BEGIN

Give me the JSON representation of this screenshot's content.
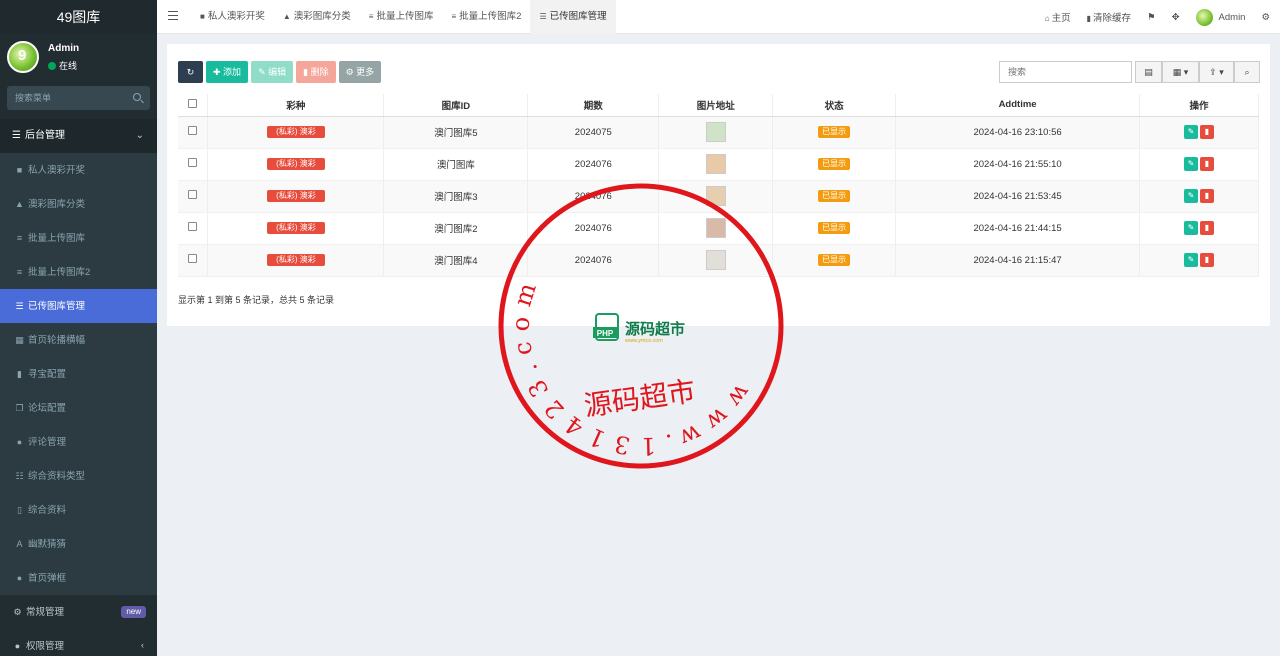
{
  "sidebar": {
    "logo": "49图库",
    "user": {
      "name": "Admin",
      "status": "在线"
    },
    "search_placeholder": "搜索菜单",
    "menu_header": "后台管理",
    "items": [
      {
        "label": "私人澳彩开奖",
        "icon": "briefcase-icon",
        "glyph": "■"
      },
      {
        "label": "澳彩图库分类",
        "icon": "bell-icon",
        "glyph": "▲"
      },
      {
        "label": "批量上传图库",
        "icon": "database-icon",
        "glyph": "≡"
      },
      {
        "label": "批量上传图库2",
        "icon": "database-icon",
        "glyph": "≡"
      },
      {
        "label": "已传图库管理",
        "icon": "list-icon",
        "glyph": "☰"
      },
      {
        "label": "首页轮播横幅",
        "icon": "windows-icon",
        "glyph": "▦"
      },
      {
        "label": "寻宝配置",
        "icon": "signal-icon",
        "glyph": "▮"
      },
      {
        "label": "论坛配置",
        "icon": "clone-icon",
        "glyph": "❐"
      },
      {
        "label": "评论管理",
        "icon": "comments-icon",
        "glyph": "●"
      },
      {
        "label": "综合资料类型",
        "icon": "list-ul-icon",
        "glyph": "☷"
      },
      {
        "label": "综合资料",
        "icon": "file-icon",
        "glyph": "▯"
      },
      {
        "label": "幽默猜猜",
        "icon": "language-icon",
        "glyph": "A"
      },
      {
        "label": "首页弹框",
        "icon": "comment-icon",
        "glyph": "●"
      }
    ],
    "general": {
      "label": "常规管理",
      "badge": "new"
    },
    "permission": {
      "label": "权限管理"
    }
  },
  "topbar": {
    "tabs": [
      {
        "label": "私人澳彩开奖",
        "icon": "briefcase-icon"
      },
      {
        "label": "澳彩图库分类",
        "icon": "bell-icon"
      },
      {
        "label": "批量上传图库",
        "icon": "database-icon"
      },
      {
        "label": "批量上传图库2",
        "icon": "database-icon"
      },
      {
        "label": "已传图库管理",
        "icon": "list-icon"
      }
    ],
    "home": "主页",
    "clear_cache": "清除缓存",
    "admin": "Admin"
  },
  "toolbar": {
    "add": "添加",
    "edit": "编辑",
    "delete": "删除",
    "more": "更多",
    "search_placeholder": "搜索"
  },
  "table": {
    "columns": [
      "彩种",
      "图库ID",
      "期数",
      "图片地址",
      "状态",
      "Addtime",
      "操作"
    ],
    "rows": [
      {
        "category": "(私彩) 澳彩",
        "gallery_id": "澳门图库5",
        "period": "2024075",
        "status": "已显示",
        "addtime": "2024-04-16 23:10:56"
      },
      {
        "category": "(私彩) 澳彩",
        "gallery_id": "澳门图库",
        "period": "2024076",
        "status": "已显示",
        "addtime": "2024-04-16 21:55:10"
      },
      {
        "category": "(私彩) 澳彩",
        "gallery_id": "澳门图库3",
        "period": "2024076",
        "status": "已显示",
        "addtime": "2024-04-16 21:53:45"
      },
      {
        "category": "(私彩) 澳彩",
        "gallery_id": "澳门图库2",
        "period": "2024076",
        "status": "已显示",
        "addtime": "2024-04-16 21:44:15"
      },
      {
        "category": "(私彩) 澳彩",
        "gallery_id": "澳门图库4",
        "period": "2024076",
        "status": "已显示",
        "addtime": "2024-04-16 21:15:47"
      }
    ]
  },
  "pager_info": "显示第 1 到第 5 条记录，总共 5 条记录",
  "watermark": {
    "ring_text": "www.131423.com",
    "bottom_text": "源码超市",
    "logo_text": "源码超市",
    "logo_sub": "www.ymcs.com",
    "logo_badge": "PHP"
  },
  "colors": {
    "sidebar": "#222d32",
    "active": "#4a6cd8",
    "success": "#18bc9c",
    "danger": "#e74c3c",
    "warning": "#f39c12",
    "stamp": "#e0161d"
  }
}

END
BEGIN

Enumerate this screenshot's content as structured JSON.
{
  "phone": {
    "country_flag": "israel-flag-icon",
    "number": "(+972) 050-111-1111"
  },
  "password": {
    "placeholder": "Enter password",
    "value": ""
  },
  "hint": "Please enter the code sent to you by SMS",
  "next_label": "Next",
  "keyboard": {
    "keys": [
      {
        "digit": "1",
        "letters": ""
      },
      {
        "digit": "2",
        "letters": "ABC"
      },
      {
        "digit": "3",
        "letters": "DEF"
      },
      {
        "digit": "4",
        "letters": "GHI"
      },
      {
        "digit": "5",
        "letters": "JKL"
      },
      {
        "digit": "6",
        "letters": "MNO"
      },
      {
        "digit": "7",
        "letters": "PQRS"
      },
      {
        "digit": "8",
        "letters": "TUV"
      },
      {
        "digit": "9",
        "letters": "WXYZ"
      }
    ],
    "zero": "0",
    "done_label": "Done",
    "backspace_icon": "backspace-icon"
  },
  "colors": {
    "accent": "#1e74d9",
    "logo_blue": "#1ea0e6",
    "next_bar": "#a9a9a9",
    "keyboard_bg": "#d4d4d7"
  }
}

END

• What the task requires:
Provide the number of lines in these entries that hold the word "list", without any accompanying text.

• Answer section:
3